News of the pandemic is evolving more rapidly, it seems than the virus itself. As a result, it is more important than ever that we  authenticate our sources,  dig for answers, and  report the facts. For the pandemic, every decision-maker and influencer ought to have the equivalent of an investigative journalist on the team who will question every source, every data point and, most important, every decision. The goal is to ensure credibility by keeping the record straight, even if it means admitting mistakes. It goes without saying that these chief skeptics officers have to have permission to ask questions without repercussions.
Four: Convey calm with urgency.
Demeanor is really important, especially in a public health crisis where the population can be tipped toward hysteria by a shopping cart full of toilet paper. This is all about content, consistency and style. With a situation that is literally as large as the planet, letting science and experts guide the conversation is critical. Treat audiences like adults. Adopt candor as an operating premise. Tell the truth. We’re Americans. We know how to deal with tough news. Communicate decisions clearly and starkly. Tamp down the urge to argue and attack those who would disagree. Ramp up the urge to collaborate. Tell people what to do without conflicting visual or verbal clues. Edit out hyperbole. Let the story tell itself.
Five: Embrace technology.
The best part of dealing with this crisis is doing so in the age of digital communication. We have thousands of channels available to reach our public… and we should use them. And we shouldn’t let our channel biases interfere. Ninety-five percent of our youth have smartphones, but they aren’t waiting for calls. We can sell social distancing by using close digital networks where young people convene: YouTube, Instagram, Snapchat, and TikTok. Seniors, another at-risk population, are heavy users of Facebook and YouTube as well. The point is these “word-of-mouth” media networks ought to be fully leveraged. Lives will be saved if we do.

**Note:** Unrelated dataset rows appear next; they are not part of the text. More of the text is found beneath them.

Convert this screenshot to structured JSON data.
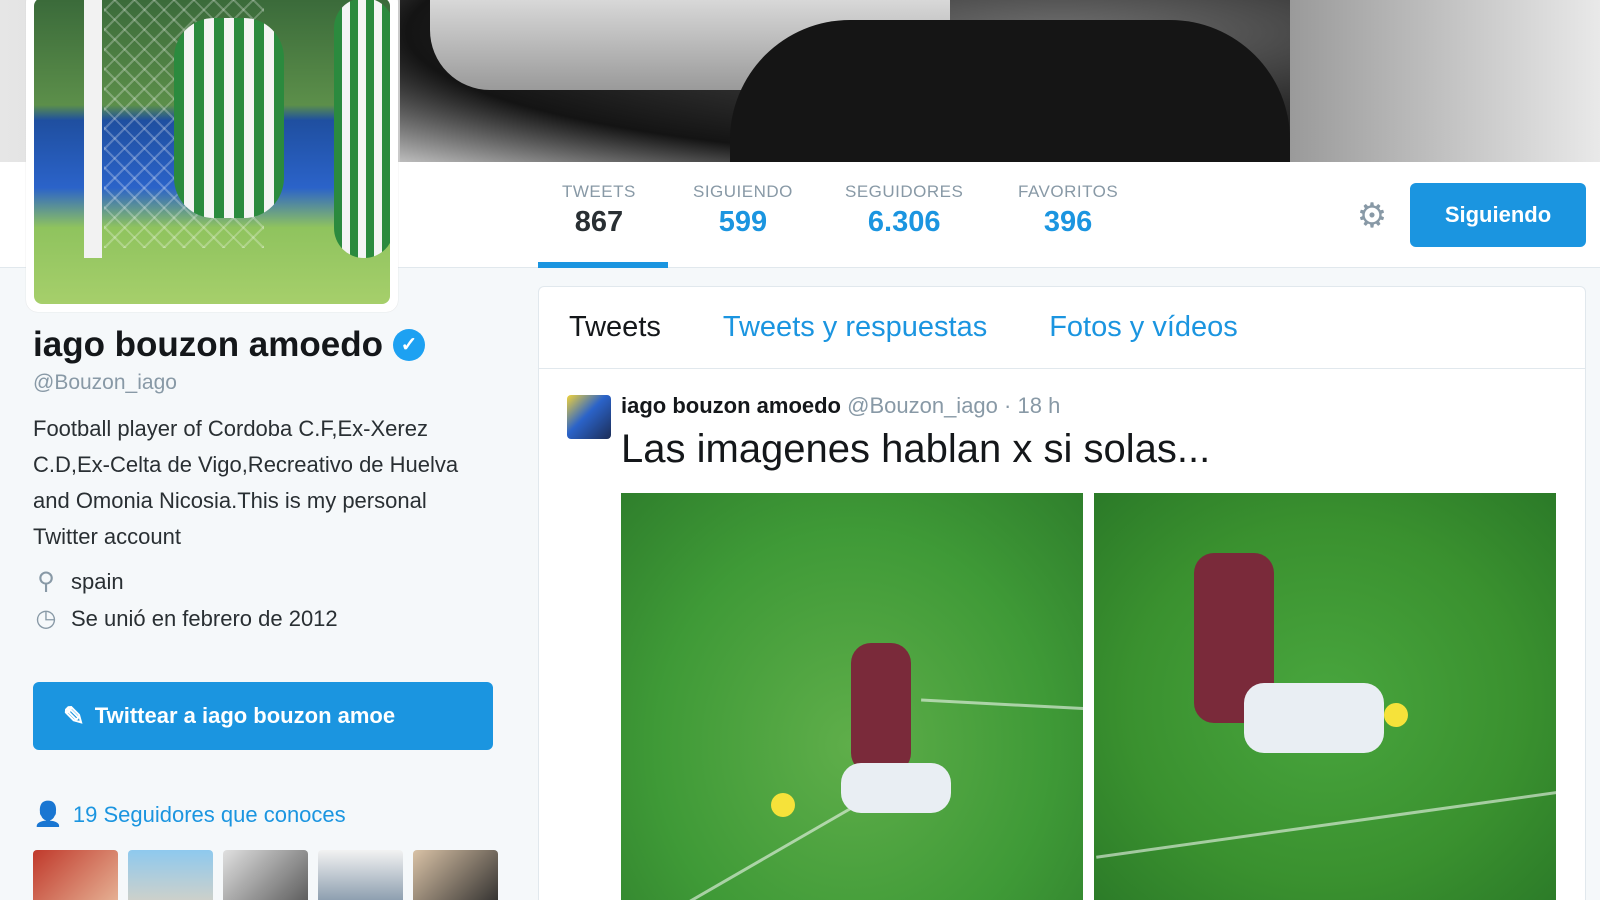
{
  "colors": {
    "accent": "#1b95e0",
    "text": "#292f33",
    "muted": "#8899a6",
    "page_bg": "#f5f8fa"
  },
  "profile": {
    "name": "iago bouzon amoedo",
    "handle": "@Bouzon_iago",
    "bio": "Football player of Cordoba C.F,Ex-Xerez C.D,Ex-Celta de Vigo,Recreativo de Huelva and Omonia Nicosia.This is my personal Twitter account",
    "location": "spain",
    "joined": "Se unió en febrero de 2012",
    "tweet_to_label": "Twittear a iago bouzon amoe",
    "followers_you_know": "19 Seguidores que conoces",
    "icons": {
      "verified": "verified-badge-icon",
      "location": "location-pin-icon",
      "joined": "clock-icon",
      "tweet_to": "compose-icon",
      "followers": "person-icon"
    }
  },
  "stats": [
    {
      "label": "TWEETS",
      "value": "867",
      "active": true
    },
    {
      "label": "SIGUIENDO",
      "value": "599"
    },
    {
      "label": "SEGUIDORES",
      "value": "6.306"
    },
    {
      "label": "FAVORITOS",
      "value": "396"
    }
  ],
  "actions": {
    "follow_label": "Siguiendo",
    "settings_icon": "gear-icon"
  },
  "timeline": {
    "tabs": [
      "Tweets",
      "Tweets y respuestas",
      "Fotos y vídeos"
    ],
    "active_tab": "Tweets"
  },
  "tweet": {
    "name": "iago bouzon amoedo",
    "handle": "@Bouzon_iago",
    "time": "18 h",
    "text": "Las imagenes hablan x si solas..."
  }
}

Make sure you are telling your story about HOW you are working with your state and federal counterparts to get resources to your community. Don’t assume your constituents know how the sauce is made. Visit nlc.org/coronavirus for response resources for local leaders.
About the Author: Hud Englehart is a founding partner of Beacon Advisors, Inc. He has been a strategic communications advisor to heads of companies and institutions in four decades and across multiple industries. He helps clients develop and refine their stories, brand their market positions, select and reach targets, and adapt to and maximize the use of evolving media channels. He has managed large agency operations, led communication for global corporations, and acted as Chief Communications Strategist for the governor of Illinois.